- Banff is awesome
- Banff was never developed with bikes in mind
- Banff will not develop more mountain biking trails in the future. Go to Jasper.
Yeah, that was about it.
The highlight [for me] of the conference was Jacob Johnson skewering the bulls**t state of mountain biking in Alberta. [If we can get the presentation we’ll post it up, but until then I will paraphrase as best I can.]
According to Jacob, the Alberta tourism biz advertises mountain biking in our province to be all glorious vistas and amazing mountain ridgeline riding; the equal of anything in the world [even BC!]. The reality is that mountain biking is largely prohibited in many/most of the mountain parks that people come here to visit. The government spends more money on closing trails than they do on building new ones. Bike shops are seeing declining revenue overall, and the only bright spot is stability in mountain bike sales. Most mountain bikers want to travel to BC to ride the back-country trails there. We have the potential to pull riders into the small towns along the Rockies that could really use the tourism dollars, but we’re doing nothing to bring them in. Instead, tourists can fly into Calgary, and drive past some of the best terrain in the world on their way to Golden, Revelstoke, Fernie, Nelson, etc. That’s bulls**t…
I’m not doing Jacob’s presentation much justice here. It was awesome.
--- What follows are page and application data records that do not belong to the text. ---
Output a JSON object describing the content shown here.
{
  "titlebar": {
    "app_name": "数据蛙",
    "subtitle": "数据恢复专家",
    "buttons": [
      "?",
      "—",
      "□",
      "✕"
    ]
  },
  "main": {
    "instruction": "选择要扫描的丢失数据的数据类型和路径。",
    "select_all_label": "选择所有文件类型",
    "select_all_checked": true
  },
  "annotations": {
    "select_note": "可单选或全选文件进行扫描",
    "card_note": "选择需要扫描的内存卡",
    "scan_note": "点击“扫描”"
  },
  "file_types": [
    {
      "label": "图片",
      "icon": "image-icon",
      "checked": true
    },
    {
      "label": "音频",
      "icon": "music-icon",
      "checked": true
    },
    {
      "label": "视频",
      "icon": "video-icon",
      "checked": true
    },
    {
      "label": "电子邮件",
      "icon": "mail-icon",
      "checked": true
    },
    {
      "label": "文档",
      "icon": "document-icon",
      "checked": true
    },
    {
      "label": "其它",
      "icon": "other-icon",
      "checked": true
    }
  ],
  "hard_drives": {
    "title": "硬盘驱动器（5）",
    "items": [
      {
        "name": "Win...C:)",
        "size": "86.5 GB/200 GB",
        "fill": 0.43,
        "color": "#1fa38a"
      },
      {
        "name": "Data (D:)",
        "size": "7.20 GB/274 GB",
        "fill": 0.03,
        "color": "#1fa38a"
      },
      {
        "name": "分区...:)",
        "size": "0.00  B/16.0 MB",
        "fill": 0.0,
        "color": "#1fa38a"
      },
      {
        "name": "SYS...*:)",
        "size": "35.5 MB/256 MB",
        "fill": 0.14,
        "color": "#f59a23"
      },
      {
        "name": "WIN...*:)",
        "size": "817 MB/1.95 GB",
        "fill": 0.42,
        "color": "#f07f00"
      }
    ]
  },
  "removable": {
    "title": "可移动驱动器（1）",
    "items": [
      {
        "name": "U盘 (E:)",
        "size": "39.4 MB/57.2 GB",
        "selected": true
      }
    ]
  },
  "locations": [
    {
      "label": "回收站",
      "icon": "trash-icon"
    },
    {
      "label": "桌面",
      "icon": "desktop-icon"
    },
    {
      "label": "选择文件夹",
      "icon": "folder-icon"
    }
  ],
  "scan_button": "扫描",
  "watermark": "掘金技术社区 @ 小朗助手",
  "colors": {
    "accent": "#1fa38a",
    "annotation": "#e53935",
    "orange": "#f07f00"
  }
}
There were lots of government folks in the room, and I hope his words didn’t fall on deaf ears.
My take-away from the conference is that all the things you need to have an amazing mountain biking tourism experience in Alberta are here, but we’re doing a crap job of putting it all together. We have skilled trail builders. We have a provincial tourism organization that produces amazing advertising [that Insta feed – if I didn’t already live here, I’d consider moving based on that]. We have staggeringly awesome terrain for mountain biking. For whatever reason, we can’t seem to put all those assets together. The best idea I heard all weekend was “copy BC’s approach“. That could actually work…